--- ABOUT THIS EXERCISE ---
From the first record below to the last, retype each one exactly.

--- DATA PROVIDED ---
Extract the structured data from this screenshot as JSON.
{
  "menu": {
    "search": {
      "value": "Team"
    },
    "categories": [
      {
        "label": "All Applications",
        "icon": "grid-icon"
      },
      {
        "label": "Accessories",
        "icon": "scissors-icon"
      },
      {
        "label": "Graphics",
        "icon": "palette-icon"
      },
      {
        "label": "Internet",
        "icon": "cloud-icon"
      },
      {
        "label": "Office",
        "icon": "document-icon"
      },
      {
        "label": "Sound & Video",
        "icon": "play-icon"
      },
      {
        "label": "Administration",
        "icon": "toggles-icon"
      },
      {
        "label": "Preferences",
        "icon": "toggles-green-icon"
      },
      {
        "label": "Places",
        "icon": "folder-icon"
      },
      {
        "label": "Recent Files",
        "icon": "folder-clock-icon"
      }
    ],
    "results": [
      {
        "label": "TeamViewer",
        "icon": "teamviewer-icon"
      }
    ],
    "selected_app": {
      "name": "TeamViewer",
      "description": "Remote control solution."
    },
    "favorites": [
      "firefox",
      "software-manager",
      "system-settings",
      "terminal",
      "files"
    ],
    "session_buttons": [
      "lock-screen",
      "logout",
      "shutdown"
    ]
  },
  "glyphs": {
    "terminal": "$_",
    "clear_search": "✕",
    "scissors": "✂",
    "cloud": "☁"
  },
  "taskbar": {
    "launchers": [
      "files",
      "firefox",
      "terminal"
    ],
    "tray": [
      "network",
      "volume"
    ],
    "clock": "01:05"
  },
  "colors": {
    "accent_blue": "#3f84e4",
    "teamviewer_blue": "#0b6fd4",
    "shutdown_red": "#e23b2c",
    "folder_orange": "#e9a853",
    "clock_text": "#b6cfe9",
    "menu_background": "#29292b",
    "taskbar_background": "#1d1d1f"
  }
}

--- EXERCISE OUTPUT ---
Extract the structured data from this screenshot as JSON.
{
  "menu": {
    "search": {
      "value": "Team"
    },
    "categories": [
      {
        "label": "All Applications",
        "icon": "grid-icon"
      },
      {
        "label": "Accessories",
        "icon": "scissors-icon"
      },
      {
        "label": "Graphics",
        "icon": "palette-icon"
      },
      {
        "label": "Internet",
        "icon": "cloud-icon"
      },
      {
        "label": "Office",
        "icon": "document-icon"
      },
      {
        "label": "Sound & Video",
        "icon": "play-icon"
      },
      {
        "label": "Administration",
        "icon": "toggles-icon"
      },
      {
        "label": "Preferences",
        "icon": "toggles-green-icon"
      },
      {
        "label": "Places",
        "icon": "folder-icon"
      },
      {
        "label": "Recent Files",
        "icon": "folder-clock-icon"
      }
    ],
    "results": [
      {
        "label": "TeamViewer",
        "icon": "teamviewer-icon"
      }
    ],
    "selected_app": {
      "name": "TeamViewer",
      "description": "Remote control solution."
    },
    "favorites": [
      "firefox",
      "software-manager",
      "system-settings",
      "terminal",
      "files"
    ],
    "session_buttons": [
      "lock-screen",
      "logout",
      "shutdown"
    ]
  },
  "glyphs": {
    "terminal": "$_",
    "clear_search": "✕",
    "scissors": "✂",
    "cloud": "☁"
  },
  "taskbar": {
    "launchers": [
      "files",
      "firefox",
      "terminal"
    ],
    "tray": [
      "network",
      "volume"
    ],
    "clock": "01:05"
  },
  "colors": {
    "accent_blue": "#3f84e4",
    "teamviewer_blue": "#0b6fd4",
    "shutdown_red": "#e23b2c",
    "folder_orange": "#e9a853",
    "clock_text": "#b6cfe9",
    "menu_background": "#29292b",
    "taskbar_background": "#1d1d1f"
  }
}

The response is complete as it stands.